What you will do: The lines to copy from the data below are those that hold the string "repository".

Materials provided:
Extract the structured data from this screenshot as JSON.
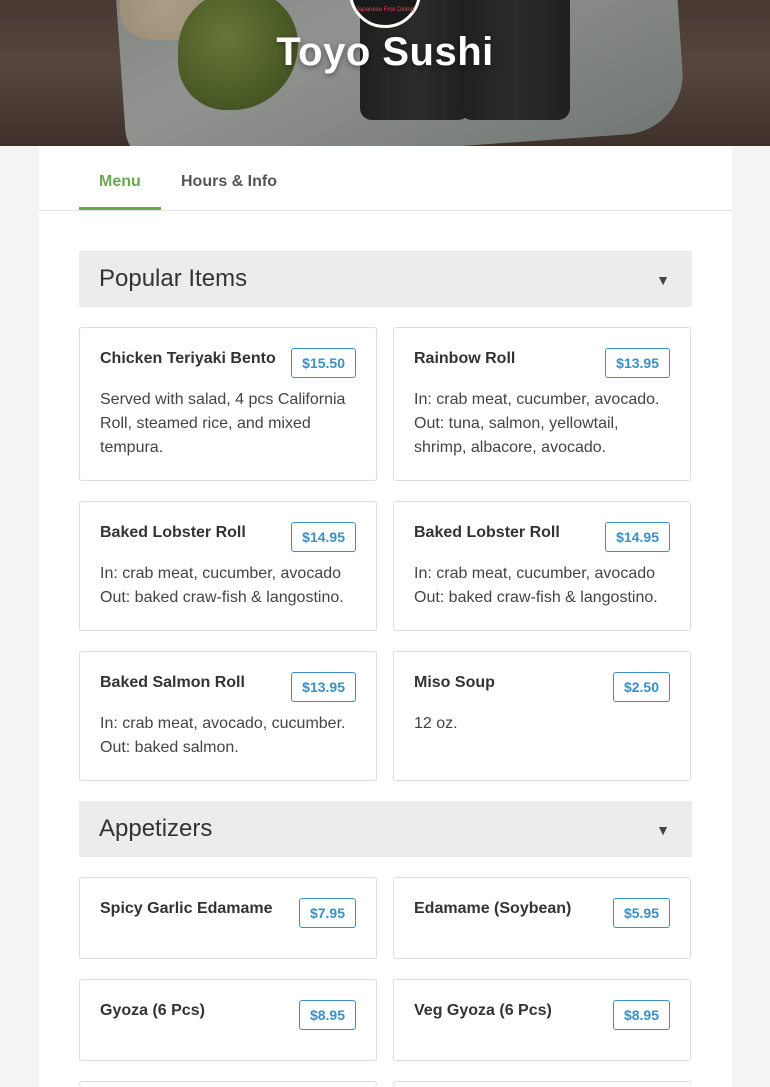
{
  "restaurant": {
    "name": "Toyo Sushi",
    "logo_text": "Japanese Fine Dining"
  },
  "tabs": [
    {
      "label": "Menu",
      "active": true
    },
    {
      "label": "Hours & Info",
      "active": false
    }
  ],
  "colors": {
    "accent_green": "#6aa84f",
    "price_blue": "#3a8fc6",
    "section_bg": "#ececec"
  },
  "sections": [
    {
      "title": "Popular Items",
      "toggle_icon": "▼",
      "items": [
        {
          "name": "Chicken Teriyaki Bento",
          "price": "$15.50",
          "desc": "Served with salad, 4 pcs California Roll, steamed rice, and mixed tempura."
        },
        {
          "name": "Rainbow Roll",
          "price": "$13.95",
          "desc": "In: crab meat, cucumber, avocado. Out: tuna, salmon, yellowtail, shrimp, albacore, avocado."
        },
        {
          "name": "Baked Lobster Roll",
          "price": "$14.95",
          "desc": "In: crab meat, cucumber, avocado Out: baked craw-fish & langostino."
        },
        {
          "name": "Baked Lobster Roll",
          "price": "$14.95",
          "desc": "In: crab meat, cucumber, avocado Out: baked craw-fish & langostino."
        },
        {
          "name": "Baked Salmon Roll",
          "price": "$13.95",
          "desc": "In: crab meat, avocado, cucumber. Out: baked salmon."
        },
        {
          "name": "Miso Soup",
          "price": "$2.50",
          "desc": "12 oz."
        }
      ]
    },
    {
      "title": "Appetizers",
      "toggle_icon": "▼",
      "items": [
        {
          "name": "Spicy Garlic Edamame",
          "price": "$7.95",
          "desc": ""
        },
        {
          "name": "Edamame (Soybean)",
          "price": "$5.95",
          "desc": ""
        },
        {
          "name": "Gyoza (6 Pcs)",
          "price": "$8.95",
          "desc": ""
        },
        {
          "name": "Veg Gyoza (6 Pcs)",
          "price": "$8.95",
          "desc": ""
        }
      ]
    }
  ]
}
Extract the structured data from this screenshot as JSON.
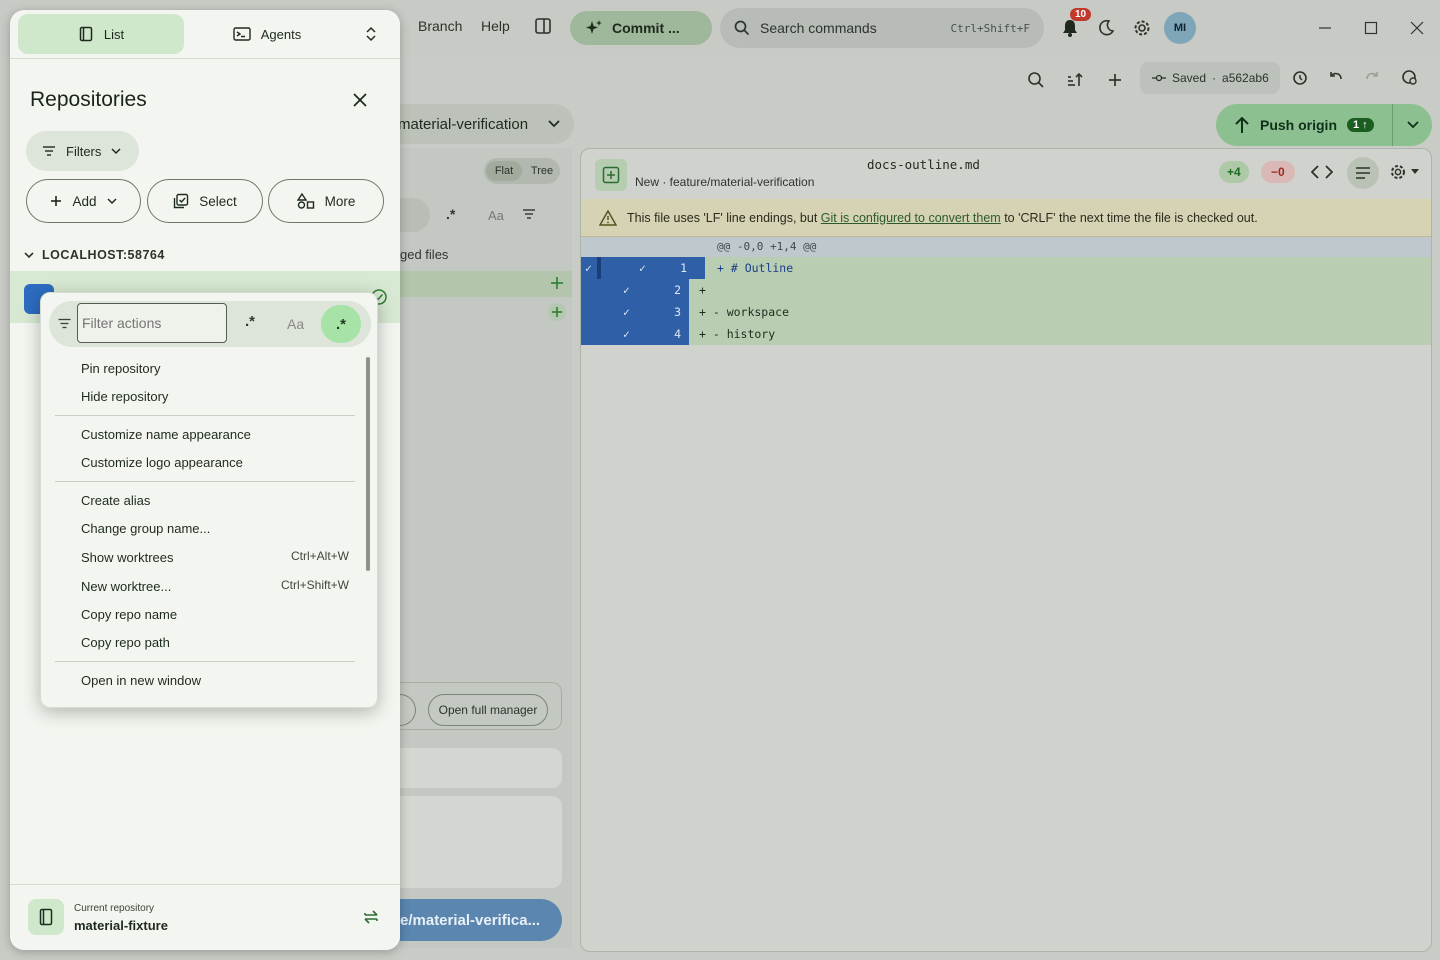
{
  "topbar": {
    "menu": [
      "Branch",
      "Help"
    ],
    "commit_label": "Commit ...",
    "search_placeholder": "Search commands",
    "search_shortcut": "Ctrl+Shift+F",
    "notifications_count": "10",
    "avatar_initials": "MI"
  },
  "toolbar": {
    "saved_label": "Saved",
    "commit_hash": "a562ab6"
  },
  "branch": {
    "name": "material-verification",
    "push_label": "Push origin",
    "push_count": "1"
  },
  "changes": {
    "view_flat": "Flat",
    "view_tree": "Tree",
    "header_fragment": "ged files",
    "open_full_manager": "Open full manager",
    "branch_button": "e/material-verifica..."
  },
  "diff": {
    "filename": "docs-outline.md",
    "subtitle": "New · feature/material-verification",
    "additions": "+4",
    "deletions": "−0",
    "warning_pre": "This file uses 'LF' line endings, but ",
    "warning_link": "Git is configured to convert them",
    "warning_post": " to 'CRLF' the next time the file is checked out.",
    "hunk": "@@ -0,0 +1,4 @@",
    "lines": [
      {
        "num": "1",
        "code": "+  # Outline"
      },
      {
        "num": "2",
        "code": "+"
      },
      {
        "num": "3",
        "code": "+  - workspace"
      },
      {
        "num": "4",
        "code": "+  - history"
      }
    ]
  },
  "drawer": {
    "tab_list": "List",
    "tab_agents": "Agents",
    "title": "Repositories",
    "filters": "Filters",
    "add": "Add",
    "select": "Select",
    "more": "More",
    "section": "LOCALHOST:58764",
    "footer_caption": "Current repository",
    "footer_repo": "material-fixture"
  },
  "context_menu": {
    "filter_placeholder": "Filter actions",
    "regex_label": ".*",
    "case_label": "Aa",
    "items": [
      {
        "label": "Pin repository",
        "shortcut": ""
      },
      {
        "label": "Hide repository",
        "shortcut": ""
      },
      {
        "label": "Customize name appearance",
        "shortcut": ""
      },
      {
        "label": "Customize logo appearance",
        "shortcut": ""
      },
      {
        "label": "Create alias",
        "shortcut": ""
      },
      {
        "label": "Change group name...",
        "shortcut": ""
      },
      {
        "label": "Show worktrees",
        "shortcut": "Ctrl+Alt+W"
      },
      {
        "label": "New worktree...",
        "shortcut": "Ctrl+Shift+W"
      },
      {
        "label": "Copy repo name",
        "shortcut": ""
      },
      {
        "label": "Copy repo path",
        "shortcut": ""
      },
      {
        "label": "Open in new window",
        "shortcut": ""
      }
    ]
  }
}
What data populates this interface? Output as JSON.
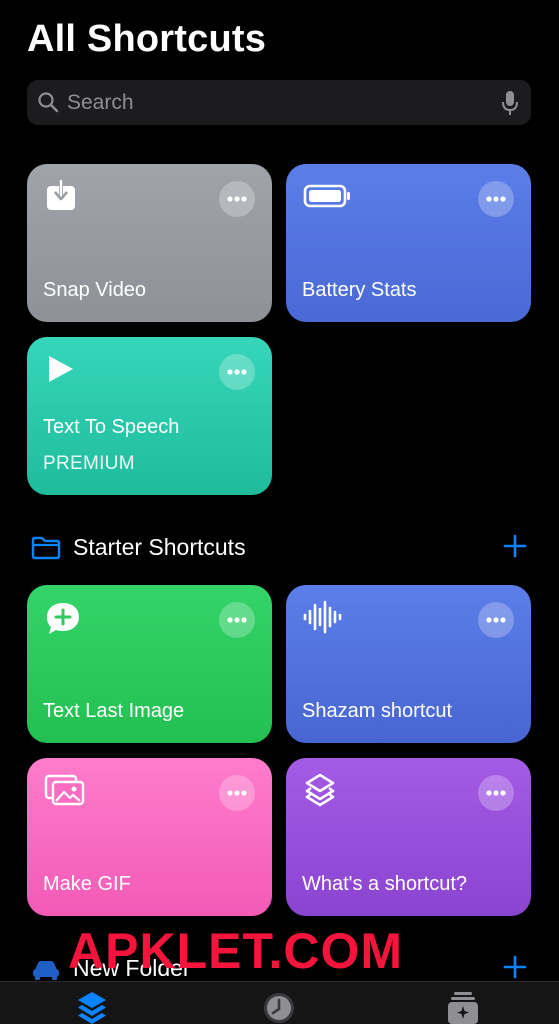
{
  "header": {
    "title": "All Shortcuts"
  },
  "search": {
    "placeholder": "Search",
    "icon": "search-icon",
    "mic_icon": "microphone-icon"
  },
  "shortcuts": [
    {
      "name": "Snap Video",
      "icon": "download-tray-icon",
      "color": "#9a9ea4"
    },
    {
      "name": "Battery Stats",
      "icon": "battery-icon",
      "color": "#5274e0"
    },
    {
      "name": "Text To Speech",
      "badge": "PREMIUM",
      "icon": "play-icon",
      "color": "#2bcaae"
    }
  ],
  "sections": [
    {
      "title": "Starter Shortcuts",
      "icon": "folder-icon",
      "items": [
        {
          "name": "Text Last Image",
          "icon": "message-plus-icon",
          "color": "#2dcb5f"
        },
        {
          "name": "Shazam shortcut",
          "icon": "waveform-icon",
          "color": "#5274e0"
        },
        {
          "name": "Make GIF",
          "icon": "photos-icon",
          "color": "#f86cc2"
        },
        {
          "name": "What's a shortcut?",
          "icon": "shortcuts-layers-icon",
          "color": "#9850dc"
        }
      ]
    },
    {
      "title": "New Folder",
      "icon": "car-icon"
    }
  ],
  "watermark": "APKLET.COM",
  "tabbar": [
    {
      "name": "Shortcuts",
      "icon": "layers-icon",
      "active": true
    },
    {
      "name": "Automation",
      "icon": "clock-icon"
    },
    {
      "name": "Gallery",
      "icon": "gallery-icon"
    }
  ],
  "colors": {
    "accent": "#0a84ff",
    "background": "#000000",
    "search_bg": "#1c1c1e"
  }
}
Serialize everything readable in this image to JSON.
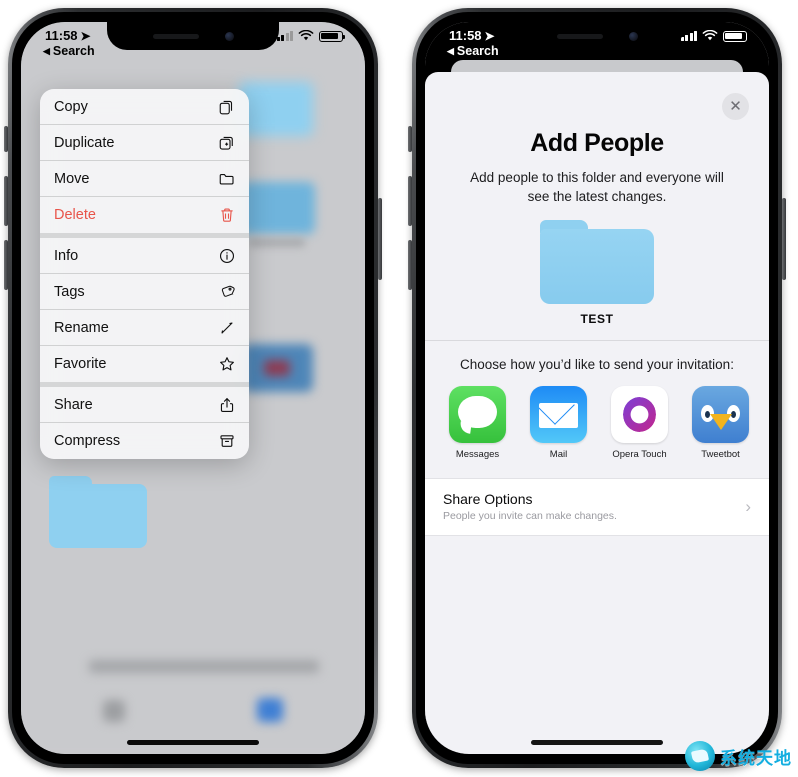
{
  "status_bar": {
    "time": "11:58",
    "location_arrow": "➤",
    "back_label": "Search",
    "back_caret": "◀"
  },
  "left_phone": {
    "context_menu": {
      "groups": [
        {
          "items": [
            {
              "label": "Copy",
              "icon": "copy-icon"
            },
            {
              "label": "Duplicate",
              "icon": "duplicate-icon"
            },
            {
              "label": "Move",
              "icon": "folder-icon"
            },
            {
              "label": "Delete",
              "icon": "trash-icon",
              "destructive": true
            }
          ]
        },
        {
          "items": [
            {
              "label": "Info",
              "icon": "info-icon"
            },
            {
              "label": "Tags",
              "icon": "tag-icon"
            },
            {
              "label": "Rename",
              "icon": "pencil-icon"
            },
            {
              "label": "Favorite",
              "icon": "star-icon"
            }
          ]
        },
        {
          "items": [
            {
              "label": "Share",
              "icon": "share-icon"
            },
            {
              "label": "Compress",
              "icon": "archive-icon"
            }
          ]
        }
      ]
    },
    "background": {
      "folder_color": "#8fd0f0"
    }
  },
  "right_phone": {
    "sheet": {
      "close_label": "✕",
      "title": "Add People",
      "subtitle": "Add people to this folder and everyone will see the latest changes.",
      "folder_name": "TEST",
      "folder_color": "#8fd0f0",
      "choose_label": "Choose how you’d like to send your invitation:",
      "apps": [
        {
          "label": "Messages",
          "icon": "messages-icon"
        },
        {
          "label": "Mail",
          "icon": "mail-icon"
        },
        {
          "label": "Opera Touch",
          "icon": "opera-touch-icon"
        },
        {
          "label": "Tweetbot",
          "icon": "tweetbot-icon"
        },
        {
          "label": "",
          "icon": "more-apps-icon"
        }
      ],
      "share_options": {
        "title": "Share Options",
        "subtitle": "People you invite can make changes.",
        "chevron": "›"
      }
    }
  },
  "watermark": {
    "text": "系统天地",
    "accent_color": "#13aee0"
  }
}
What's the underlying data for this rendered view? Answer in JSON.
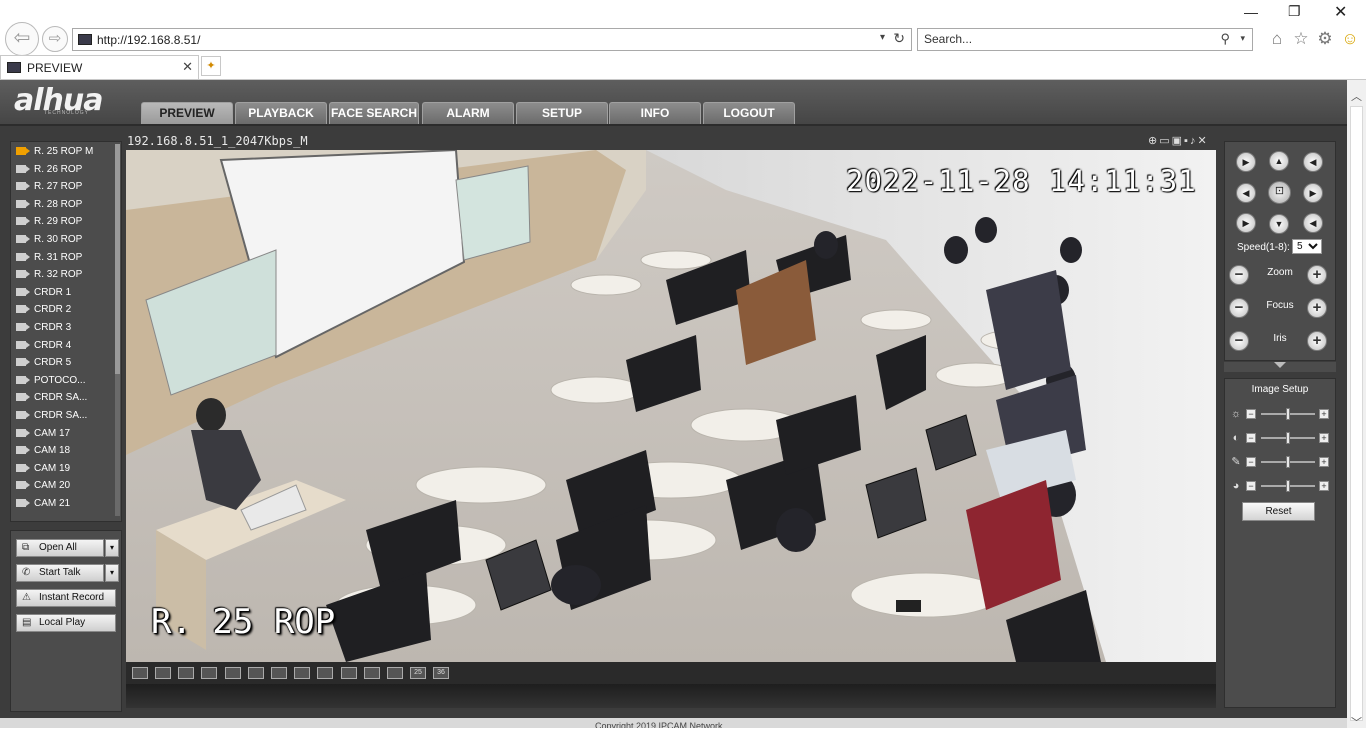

Expected answer:
    "footer_caption": "Current repository",
        "label": "Pin repository",
        "label": "Hide repository",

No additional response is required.